(Records excerpted from a collection)

[Start of section]

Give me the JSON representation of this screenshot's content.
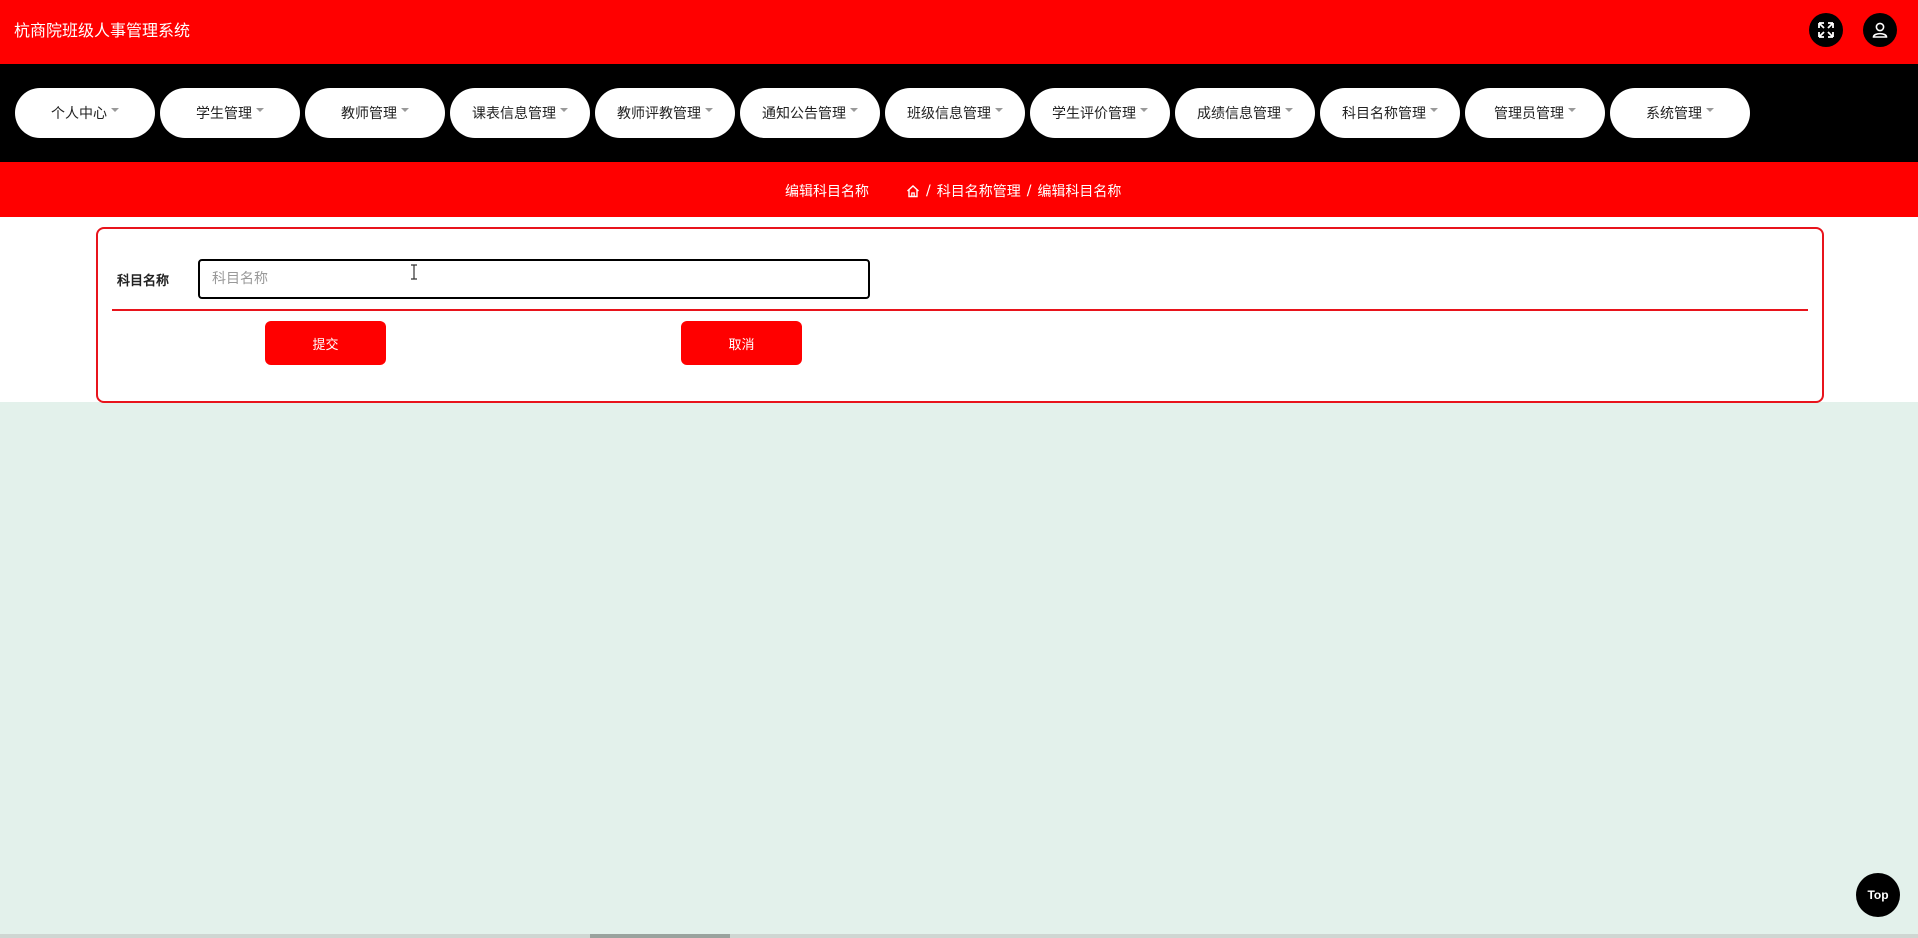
{
  "app": {
    "title": "杭商院班级人事管理系统"
  },
  "header": {
    "icons": [
      "fullscreen-icon",
      "user-icon"
    ]
  },
  "nav": {
    "items": [
      {
        "label": "个人中心"
      },
      {
        "label": "学生管理"
      },
      {
        "label": "教师管理"
      },
      {
        "label": "课表信息管理"
      },
      {
        "label": "教师评教管理"
      },
      {
        "label": "通知公告管理"
      },
      {
        "label": "班级信息管理"
      },
      {
        "label": "学生评价管理"
      },
      {
        "label": "成绩信息管理"
      },
      {
        "label": "科目名称管理"
      },
      {
        "label": "管理员管理"
      },
      {
        "label": "系统管理"
      }
    ]
  },
  "breadcrumb": {
    "page_title": "编辑科目名称",
    "home_icon": "home-icon",
    "separator": "/",
    "items": [
      "科目名称管理",
      "编辑科目名称"
    ]
  },
  "form": {
    "field_label": "科目名称",
    "field_value": "",
    "field_placeholder": "科目名称",
    "submit_label": "提交",
    "cancel_label": "取消"
  },
  "back_to_top": {
    "label": "Top"
  },
  "colors": {
    "primary": "#ff0000",
    "nav_bg": "#000000",
    "page_bg": "#e3f1eb",
    "card_border": "#e8141c"
  }
}
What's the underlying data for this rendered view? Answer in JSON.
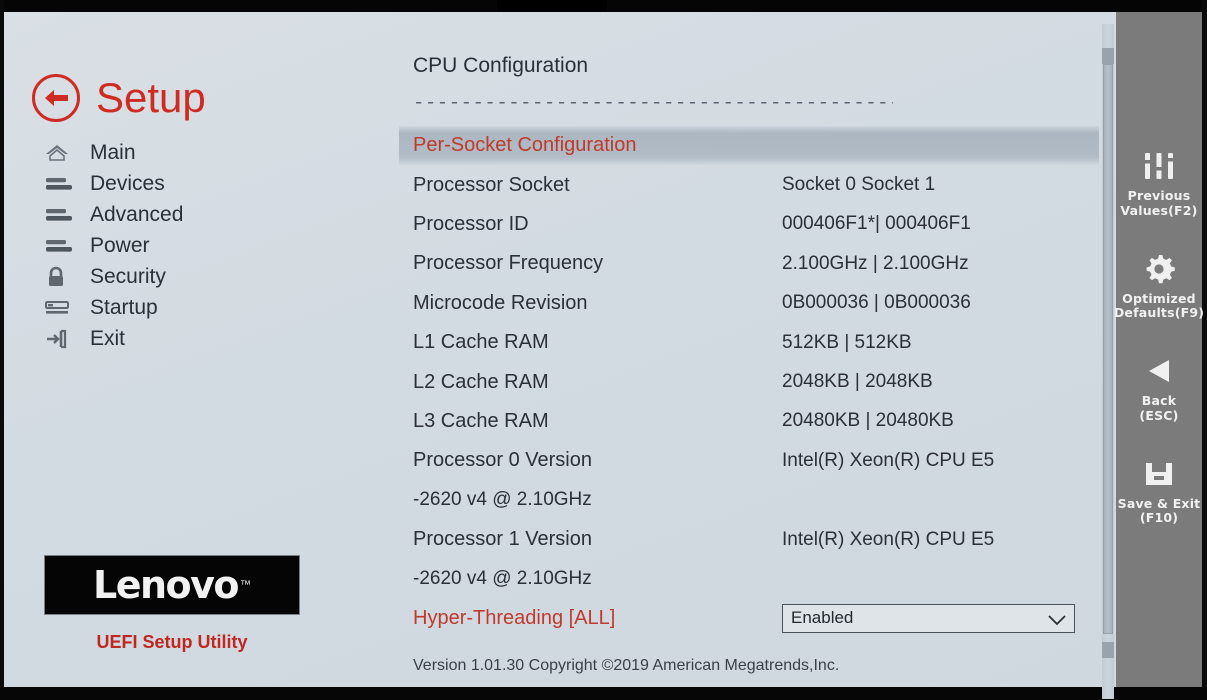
{
  "app": {
    "title": "Setup",
    "back_icon": "back-arrow-icon",
    "brand": "Lenovo",
    "brand_tm": "™",
    "brand_caption": "UEFI Setup Utility",
    "version_line": "Version 1.01.30 Copyright ©2019 American Megatrends,Inc."
  },
  "colors": {
    "accent_red": "#c0392b",
    "logo_red": "#cf2b22",
    "text": "#2b3038",
    "panel_gray": "#7b7b7b",
    "surface": "#d3dbe2"
  },
  "sidebar": {
    "items": [
      {
        "label": "Main",
        "icon": "home-icon"
      },
      {
        "label": "Devices",
        "icon": "devices-bars-icon"
      },
      {
        "label": "Advanced",
        "icon": "advanced-bars-icon"
      },
      {
        "label": "Power",
        "icon": "power-bars-icon"
      },
      {
        "label": "Security",
        "icon": "lock-icon"
      },
      {
        "label": "Startup",
        "icon": "startup-list-icon"
      },
      {
        "label": "Exit",
        "icon": "exit-arrow-icon"
      }
    ]
  },
  "main": {
    "heading": "CPU Configuration",
    "divider": "------------------------------------------------",
    "rows": [
      {
        "label": "Per-Socket Configuration",
        "value": "",
        "accent": true,
        "highlight": true
      },
      {
        "label": "Processor Socket",
        "value": "Socket 0   Socket 1"
      },
      {
        "label": "Processor ID",
        "value": "000406F1*| 000406F1"
      },
      {
        "label": "Processor Frequency",
        "value": "2.100GHz | 2.100GHz"
      },
      {
        "label": "Microcode Revision",
        "value": "0B000036 | 0B000036"
      },
      {
        "label": "L1 Cache RAM",
        "value": "512KB |   512KB"
      },
      {
        "label": "L2 Cache RAM",
        "value": "2048KB |  2048KB"
      },
      {
        "label": "L3 Cache RAM",
        "value": "20480KB | 20480KB"
      },
      {
        "label": "Processor 0 Version",
        "value": "Intel(R) Xeon(R) CPU E5"
      },
      {
        "continuation": "-2620 v4 @ 2.10GHz"
      },
      {
        "label": "Processor 1 Version",
        "value": "Intel(R) Xeon(R) CPU E5"
      },
      {
        "continuation": "-2620 v4 @ 2.10GHz"
      },
      {
        "label": "Hyper-Threading [ALL]",
        "accent": true,
        "control": "dropdown",
        "control_value": "Enabled"
      }
    ]
  },
  "actions": [
    {
      "label": "Previous\nValues(F2)",
      "line1": "Previous",
      "line2": "Values(F2)",
      "icon": "sliders-icon"
    },
    {
      "label": "Optimized\nDefaults(F9)",
      "line1": "Optimized",
      "line2": "Defaults(F9)",
      "icon": "gear-icon"
    },
    {
      "label": "Back\n(ESC)",
      "line1": "Back",
      "line2": "(ESC)",
      "icon": "back-triangle-icon"
    },
    {
      "label": "Save & Exit\n(F10)",
      "line1": "Save & Exit",
      "line2": "(F10)",
      "icon": "save-disk-icon"
    }
  ]
}
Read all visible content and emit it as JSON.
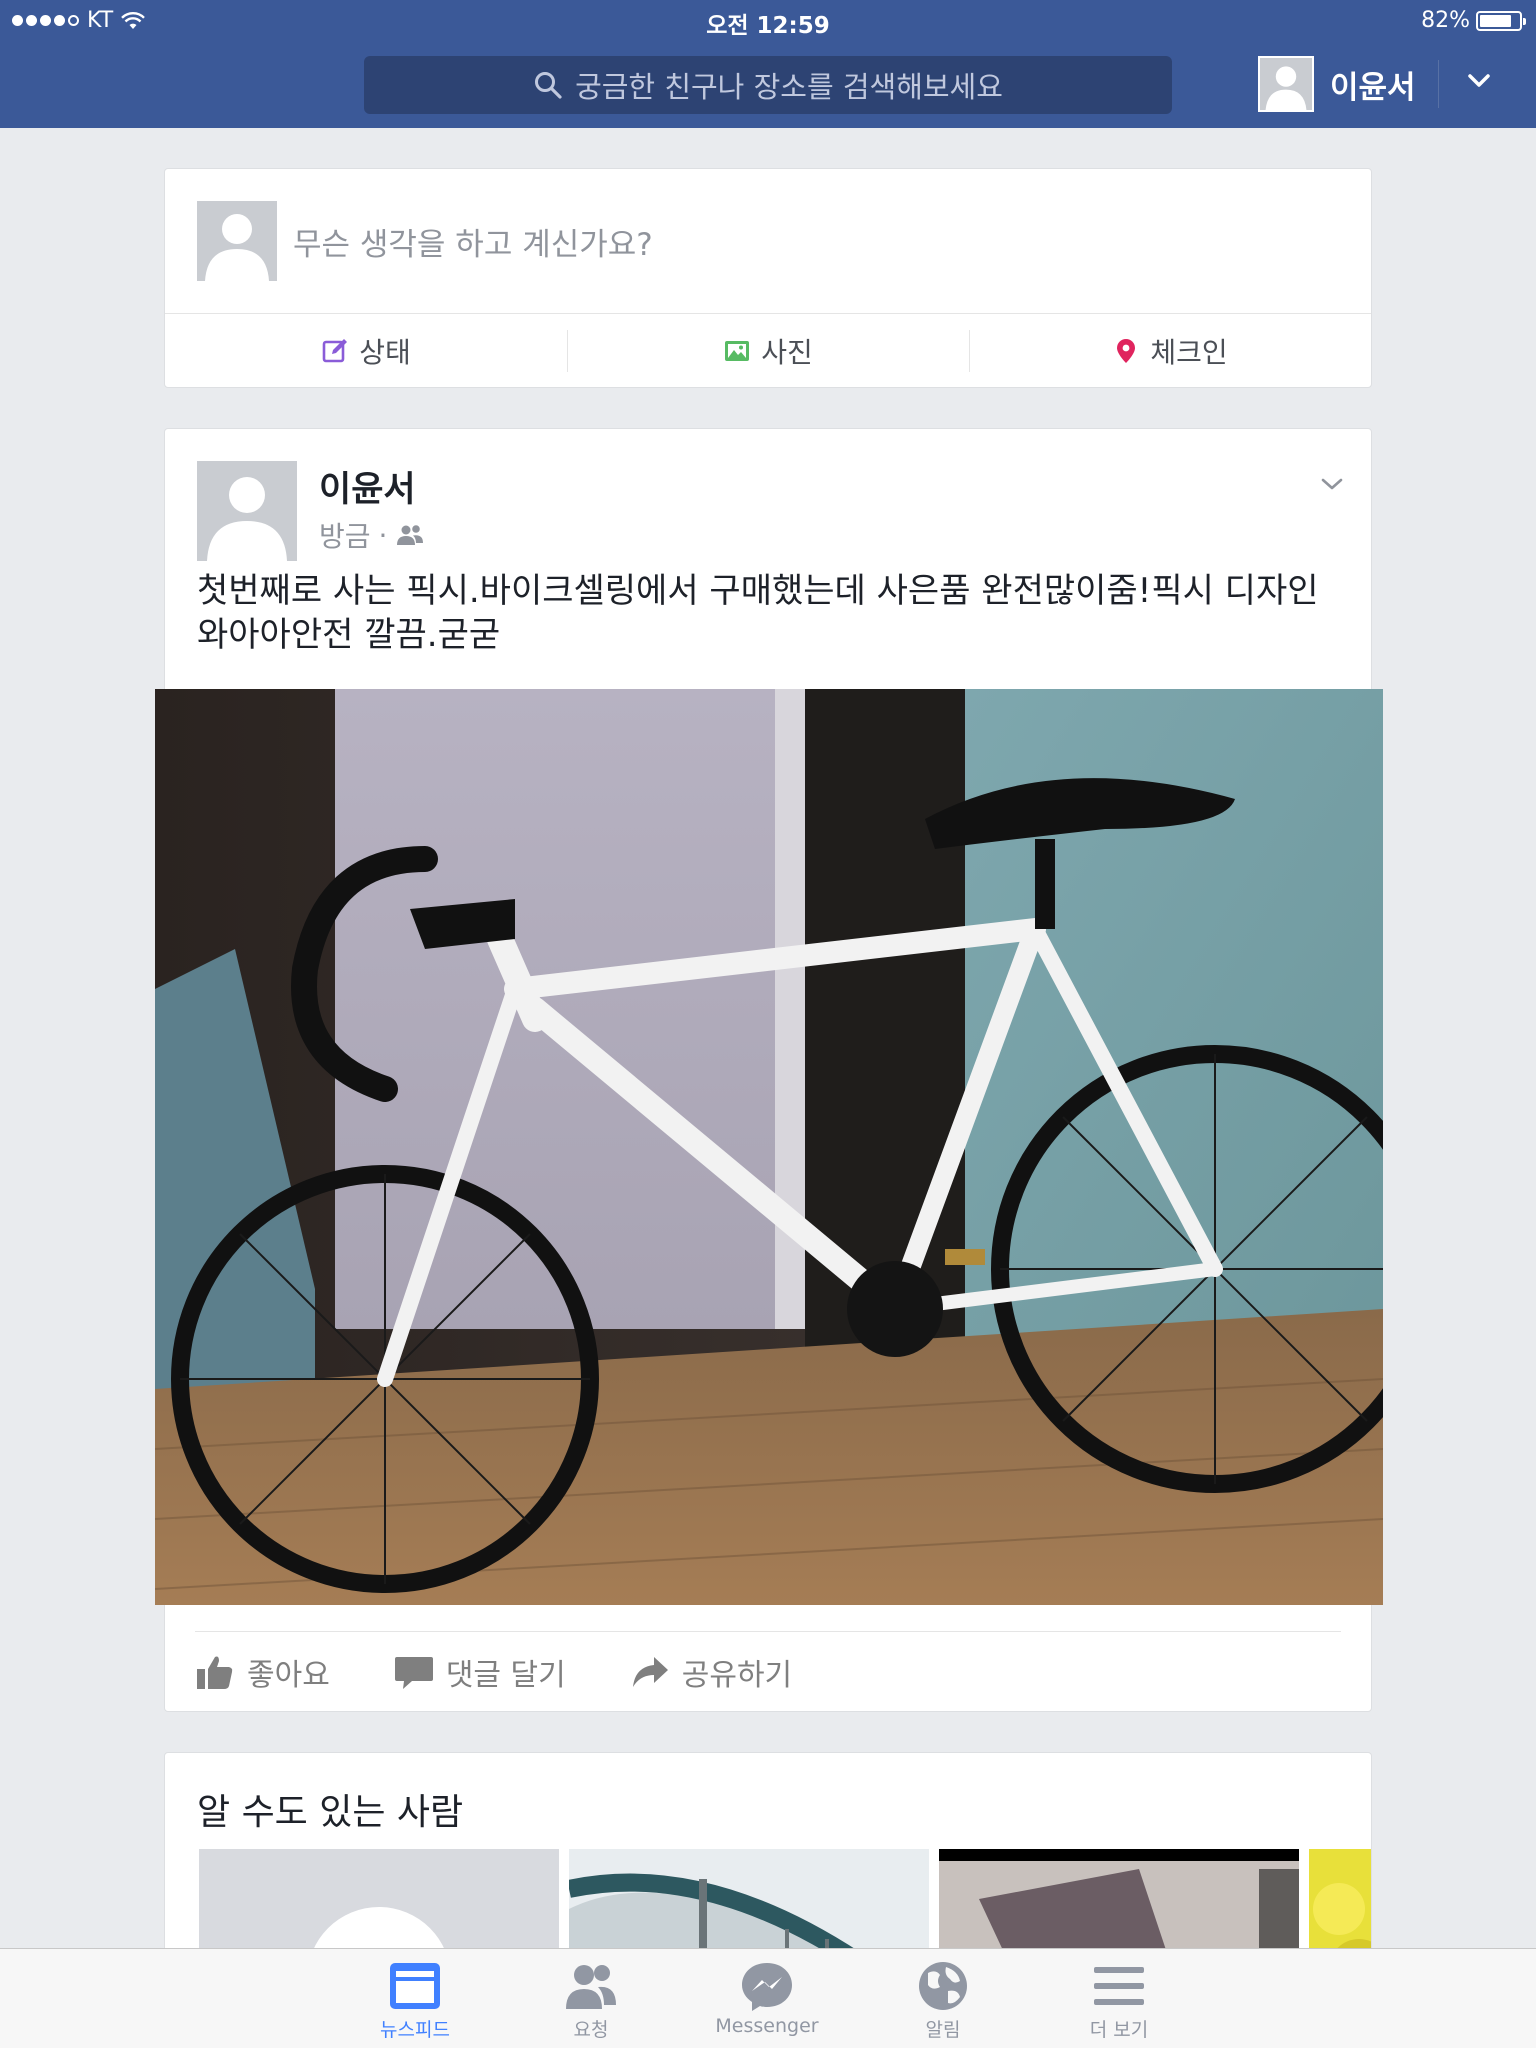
{
  "status_bar": {
    "carrier": "KT",
    "time": "오전 12:59",
    "battery_percent": "82%",
    "battery_level": 0.82
  },
  "header": {
    "search_placeholder": "궁금한 친구나 장소를 검색해보세요",
    "user_name": "이윤서"
  },
  "composer": {
    "placeholder": "무슨 생각을 하고 계신가요?",
    "actions": [
      {
        "label": "상태",
        "icon": "edit-icon"
      },
      {
        "label": "사진",
        "icon": "photo-icon"
      },
      {
        "label": "체크인",
        "icon": "location-pin-icon"
      }
    ]
  },
  "post": {
    "author": "이윤서",
    "time": "방금",
    "audience_icon": "friends-icon",
    "text": "첫번째로 사는 픽시.바이크셀링에서 구매했는데 사은품 완전많이줌!픽시 디자인 와아아안전 깔끔.굳굳",
    "actions": [
      {
        "label": "좋아요",
        "icon": "like-icon"
      },
      {
        "label": "댓글 달기",
        "icon": "comment-icon"
      },
      {
        "label": "공유하기",
        "icon": "share-icon"
      }
    ]
  },
  "pymk": {
    "title": "알 수도 있는 사람"
  },
  "tabs": [
    {
      "label": "뉴스피드",
      "icon": "newsfeed-icon",
      "active": true
    },
    {
      "label": "요청",
      "icon": "friend-requests-icon",
      "active": false
    },
    {
      "label": "Messenger",
      "icon": "messenger-icon",
      "active": false
    },
    {
      "label": "알림",
      "icon": "globe-icon",
      "active": false
    },
    {
      "label": "더 보기",
      "icon": "menu-icon",
      "active": false
    }
  ],
  "colors": {
    "brand": "#3b5998",
    "tab_active": "#4080ff",
    "checkin_pin": "#e0245e",
    "status_icon": "#8a5cd8",
    "photo_icon": "#57bb63"
  }
}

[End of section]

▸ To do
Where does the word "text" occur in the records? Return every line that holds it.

▸ Solved exercise
    "text": "#2b3038",
    "text": "첫번째로 사는 픽시.바이크셀링에서 구매했는데 사은품 완전많이줌!픽시 디자인 와아아안전 깔끔.굳굳",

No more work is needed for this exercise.